Mrs Eleanor DOBSON (CERN)
The ATLAS Trigger and Data Acquisition (TDAQ) system is responsible for reducing the event rate from the design bunch-crossing rate of 40 MHz to an average recording rate of 200 Hz. The ATLAS trigger is designed to select signal-like events from a large background in three levels: a first-level (L1) implemented in custom-built electronics, as well as the two levels of the high level trigger (HLT) software triggers executed on large computing farms. The first-level trigger is comprised of calorimeter, muon and forward triggers to identify event features such as missing transverse energy, as well as candidate electrons, photons, jets and muons. Input signals from these objects are processed by the L1 Central Trigger to form a L1 Accept (L1A) decision. L1A and timing information is consequently sent to all sub-detectors, which push their data to DAQ buffers. The first part of the HLT system (called Level 2) pulls the data from the buffers on demand, while the second part (called Event Filter) works with the whole event at hand.
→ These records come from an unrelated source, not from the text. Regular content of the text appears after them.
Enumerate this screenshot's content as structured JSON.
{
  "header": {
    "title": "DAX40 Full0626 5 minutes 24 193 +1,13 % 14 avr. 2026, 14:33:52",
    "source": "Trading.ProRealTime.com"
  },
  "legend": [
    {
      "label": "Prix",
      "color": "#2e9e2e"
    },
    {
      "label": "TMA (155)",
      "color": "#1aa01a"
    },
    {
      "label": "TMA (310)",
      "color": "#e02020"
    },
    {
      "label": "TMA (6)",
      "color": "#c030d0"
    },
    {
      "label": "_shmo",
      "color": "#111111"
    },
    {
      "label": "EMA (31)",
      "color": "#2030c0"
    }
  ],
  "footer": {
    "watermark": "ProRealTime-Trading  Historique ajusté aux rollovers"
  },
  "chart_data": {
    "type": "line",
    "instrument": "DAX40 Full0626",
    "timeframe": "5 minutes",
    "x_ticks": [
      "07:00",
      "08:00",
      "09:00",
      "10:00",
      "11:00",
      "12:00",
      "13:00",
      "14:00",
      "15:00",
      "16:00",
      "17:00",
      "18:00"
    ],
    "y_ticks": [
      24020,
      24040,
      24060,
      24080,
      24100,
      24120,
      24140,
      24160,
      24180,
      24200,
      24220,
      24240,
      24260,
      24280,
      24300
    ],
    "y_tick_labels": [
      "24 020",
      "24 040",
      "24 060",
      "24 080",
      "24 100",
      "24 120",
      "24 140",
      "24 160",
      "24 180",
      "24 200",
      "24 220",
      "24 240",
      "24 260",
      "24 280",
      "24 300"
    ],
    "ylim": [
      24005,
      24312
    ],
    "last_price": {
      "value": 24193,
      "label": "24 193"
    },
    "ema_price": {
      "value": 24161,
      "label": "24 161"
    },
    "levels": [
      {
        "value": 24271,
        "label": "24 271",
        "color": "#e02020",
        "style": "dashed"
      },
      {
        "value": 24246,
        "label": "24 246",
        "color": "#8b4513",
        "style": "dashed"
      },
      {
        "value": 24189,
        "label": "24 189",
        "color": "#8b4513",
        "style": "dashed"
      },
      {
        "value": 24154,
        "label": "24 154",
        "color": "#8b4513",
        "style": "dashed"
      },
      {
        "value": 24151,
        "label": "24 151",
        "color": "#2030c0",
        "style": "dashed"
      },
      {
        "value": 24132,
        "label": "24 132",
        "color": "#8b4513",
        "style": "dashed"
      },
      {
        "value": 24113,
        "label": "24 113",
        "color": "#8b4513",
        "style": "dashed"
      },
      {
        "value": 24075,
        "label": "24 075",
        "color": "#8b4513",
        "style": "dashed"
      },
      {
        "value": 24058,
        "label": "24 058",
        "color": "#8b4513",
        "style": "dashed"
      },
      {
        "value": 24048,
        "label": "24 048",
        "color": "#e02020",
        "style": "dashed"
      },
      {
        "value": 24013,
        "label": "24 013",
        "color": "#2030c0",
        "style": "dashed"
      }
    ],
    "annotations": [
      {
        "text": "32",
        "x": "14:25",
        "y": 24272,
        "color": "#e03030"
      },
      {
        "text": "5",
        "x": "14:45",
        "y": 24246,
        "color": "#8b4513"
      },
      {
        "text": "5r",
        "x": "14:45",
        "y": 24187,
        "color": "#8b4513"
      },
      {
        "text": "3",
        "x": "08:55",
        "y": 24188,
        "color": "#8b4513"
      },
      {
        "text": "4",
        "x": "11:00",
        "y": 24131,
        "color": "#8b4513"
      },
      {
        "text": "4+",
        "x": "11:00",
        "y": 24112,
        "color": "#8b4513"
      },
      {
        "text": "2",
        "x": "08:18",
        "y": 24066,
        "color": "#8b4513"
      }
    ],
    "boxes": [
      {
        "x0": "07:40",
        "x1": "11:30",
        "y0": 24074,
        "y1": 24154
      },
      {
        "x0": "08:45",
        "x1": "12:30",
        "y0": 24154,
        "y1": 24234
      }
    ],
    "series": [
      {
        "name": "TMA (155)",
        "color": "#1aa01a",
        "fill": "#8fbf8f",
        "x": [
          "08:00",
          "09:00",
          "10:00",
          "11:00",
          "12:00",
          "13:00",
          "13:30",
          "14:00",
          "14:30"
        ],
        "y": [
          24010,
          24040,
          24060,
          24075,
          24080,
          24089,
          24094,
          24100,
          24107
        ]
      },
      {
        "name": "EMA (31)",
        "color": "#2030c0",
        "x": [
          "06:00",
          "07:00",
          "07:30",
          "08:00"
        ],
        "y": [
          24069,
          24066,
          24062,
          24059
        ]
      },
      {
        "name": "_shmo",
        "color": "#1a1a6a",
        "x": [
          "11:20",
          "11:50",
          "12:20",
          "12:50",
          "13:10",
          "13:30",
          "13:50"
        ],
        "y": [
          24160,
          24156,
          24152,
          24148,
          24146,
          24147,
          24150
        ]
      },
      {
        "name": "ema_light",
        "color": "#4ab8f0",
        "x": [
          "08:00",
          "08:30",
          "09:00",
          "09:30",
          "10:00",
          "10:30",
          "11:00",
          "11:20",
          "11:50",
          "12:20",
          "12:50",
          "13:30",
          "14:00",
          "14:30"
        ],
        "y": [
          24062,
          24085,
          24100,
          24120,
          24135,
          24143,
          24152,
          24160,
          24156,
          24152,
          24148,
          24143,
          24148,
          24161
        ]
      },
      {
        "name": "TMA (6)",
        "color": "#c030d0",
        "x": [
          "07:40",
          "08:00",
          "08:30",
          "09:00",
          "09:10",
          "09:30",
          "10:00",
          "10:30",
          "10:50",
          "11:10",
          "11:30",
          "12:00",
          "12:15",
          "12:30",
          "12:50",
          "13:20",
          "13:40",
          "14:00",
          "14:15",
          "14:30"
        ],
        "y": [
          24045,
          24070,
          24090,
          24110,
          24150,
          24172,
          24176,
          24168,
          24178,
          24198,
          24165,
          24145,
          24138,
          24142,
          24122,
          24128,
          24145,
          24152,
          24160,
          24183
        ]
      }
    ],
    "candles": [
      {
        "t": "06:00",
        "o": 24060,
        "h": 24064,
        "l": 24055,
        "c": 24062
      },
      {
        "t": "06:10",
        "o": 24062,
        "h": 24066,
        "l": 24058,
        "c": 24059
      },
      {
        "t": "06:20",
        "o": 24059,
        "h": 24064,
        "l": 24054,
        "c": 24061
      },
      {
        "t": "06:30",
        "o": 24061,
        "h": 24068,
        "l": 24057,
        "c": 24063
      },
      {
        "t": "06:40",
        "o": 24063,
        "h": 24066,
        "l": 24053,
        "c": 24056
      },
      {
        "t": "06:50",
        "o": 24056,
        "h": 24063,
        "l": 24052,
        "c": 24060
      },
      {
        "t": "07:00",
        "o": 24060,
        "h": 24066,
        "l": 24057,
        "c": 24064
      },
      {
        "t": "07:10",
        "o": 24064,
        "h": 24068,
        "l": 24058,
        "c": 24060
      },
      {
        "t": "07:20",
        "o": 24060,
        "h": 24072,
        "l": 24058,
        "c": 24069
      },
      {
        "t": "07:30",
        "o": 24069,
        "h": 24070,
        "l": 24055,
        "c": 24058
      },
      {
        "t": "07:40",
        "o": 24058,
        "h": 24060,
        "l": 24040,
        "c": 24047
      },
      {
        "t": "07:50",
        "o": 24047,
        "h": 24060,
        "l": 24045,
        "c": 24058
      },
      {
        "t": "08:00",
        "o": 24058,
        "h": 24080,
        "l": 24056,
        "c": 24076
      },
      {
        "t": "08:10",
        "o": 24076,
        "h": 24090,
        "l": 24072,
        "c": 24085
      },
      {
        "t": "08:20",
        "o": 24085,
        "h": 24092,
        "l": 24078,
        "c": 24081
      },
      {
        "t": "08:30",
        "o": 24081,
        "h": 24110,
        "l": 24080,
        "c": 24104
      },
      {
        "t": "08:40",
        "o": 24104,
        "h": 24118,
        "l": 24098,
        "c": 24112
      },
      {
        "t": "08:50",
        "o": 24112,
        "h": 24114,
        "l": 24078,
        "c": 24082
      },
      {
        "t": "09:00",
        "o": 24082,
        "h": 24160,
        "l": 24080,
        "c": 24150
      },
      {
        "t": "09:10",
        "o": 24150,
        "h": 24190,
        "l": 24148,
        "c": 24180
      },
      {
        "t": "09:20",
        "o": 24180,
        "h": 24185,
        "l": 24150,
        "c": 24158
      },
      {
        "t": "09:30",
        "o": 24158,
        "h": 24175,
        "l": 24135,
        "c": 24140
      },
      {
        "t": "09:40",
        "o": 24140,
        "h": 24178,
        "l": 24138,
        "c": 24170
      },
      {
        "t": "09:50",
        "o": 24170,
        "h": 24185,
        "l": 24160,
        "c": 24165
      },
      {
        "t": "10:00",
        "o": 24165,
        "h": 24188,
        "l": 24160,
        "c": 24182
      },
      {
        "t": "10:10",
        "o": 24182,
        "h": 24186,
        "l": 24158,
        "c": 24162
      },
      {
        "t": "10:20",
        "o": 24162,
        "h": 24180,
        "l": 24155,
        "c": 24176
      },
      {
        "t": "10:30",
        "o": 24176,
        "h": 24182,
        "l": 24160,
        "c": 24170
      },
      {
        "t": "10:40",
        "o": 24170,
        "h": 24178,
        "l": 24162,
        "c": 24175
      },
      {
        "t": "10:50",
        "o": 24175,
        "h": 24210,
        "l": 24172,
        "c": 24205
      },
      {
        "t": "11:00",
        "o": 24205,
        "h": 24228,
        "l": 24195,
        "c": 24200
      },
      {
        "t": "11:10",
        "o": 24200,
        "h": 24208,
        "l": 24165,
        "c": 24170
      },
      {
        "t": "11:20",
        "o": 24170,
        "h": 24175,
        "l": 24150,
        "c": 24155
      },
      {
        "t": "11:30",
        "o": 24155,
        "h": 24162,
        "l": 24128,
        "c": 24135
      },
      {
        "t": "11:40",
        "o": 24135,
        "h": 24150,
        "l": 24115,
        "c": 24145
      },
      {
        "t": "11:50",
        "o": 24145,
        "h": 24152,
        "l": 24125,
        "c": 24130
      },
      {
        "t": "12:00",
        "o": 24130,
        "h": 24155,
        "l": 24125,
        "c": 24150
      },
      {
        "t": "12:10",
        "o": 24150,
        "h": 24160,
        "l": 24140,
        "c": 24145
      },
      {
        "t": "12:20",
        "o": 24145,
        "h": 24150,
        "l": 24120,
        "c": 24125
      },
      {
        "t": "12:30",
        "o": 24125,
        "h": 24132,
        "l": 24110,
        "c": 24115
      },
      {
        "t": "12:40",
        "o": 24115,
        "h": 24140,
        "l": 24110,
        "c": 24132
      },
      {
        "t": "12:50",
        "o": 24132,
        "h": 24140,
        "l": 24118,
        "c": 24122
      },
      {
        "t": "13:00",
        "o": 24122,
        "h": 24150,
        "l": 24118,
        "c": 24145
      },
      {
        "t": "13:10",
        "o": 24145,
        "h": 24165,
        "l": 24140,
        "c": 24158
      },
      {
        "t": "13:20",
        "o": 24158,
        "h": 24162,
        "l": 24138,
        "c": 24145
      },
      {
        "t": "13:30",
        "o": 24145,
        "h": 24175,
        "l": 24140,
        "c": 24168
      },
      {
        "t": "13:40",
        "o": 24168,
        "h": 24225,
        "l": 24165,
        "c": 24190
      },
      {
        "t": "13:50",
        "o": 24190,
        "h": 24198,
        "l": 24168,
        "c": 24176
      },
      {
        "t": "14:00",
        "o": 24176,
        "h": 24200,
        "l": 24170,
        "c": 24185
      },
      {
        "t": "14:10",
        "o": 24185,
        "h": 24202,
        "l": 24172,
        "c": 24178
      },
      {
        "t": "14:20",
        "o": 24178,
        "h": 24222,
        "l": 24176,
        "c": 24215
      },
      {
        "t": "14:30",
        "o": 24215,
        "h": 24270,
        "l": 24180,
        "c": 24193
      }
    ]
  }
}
We will demonstrate that the ATLAS trigger performed smoothly throughout 2010 and 2011, evolving with increasing LHC luminosity in order to maintain a high selection efficiency whilst operating at an overall data acquisition efficiency of 96%. The ATLAS first-level trigger rate has already reached 40 kHz, roughly half of the design rate. Concurrently, the Level 2 and Event Filter rates reached and consequently exceeded the design performance. We will also discuss the achievements and problems encountered during the 2010 and 2011 data taking periods, with an overview of challenges and plans for adapting to the upcoming upgrade of LHC running.
Naoko Kanaya (ICEPP, University of Tokyo)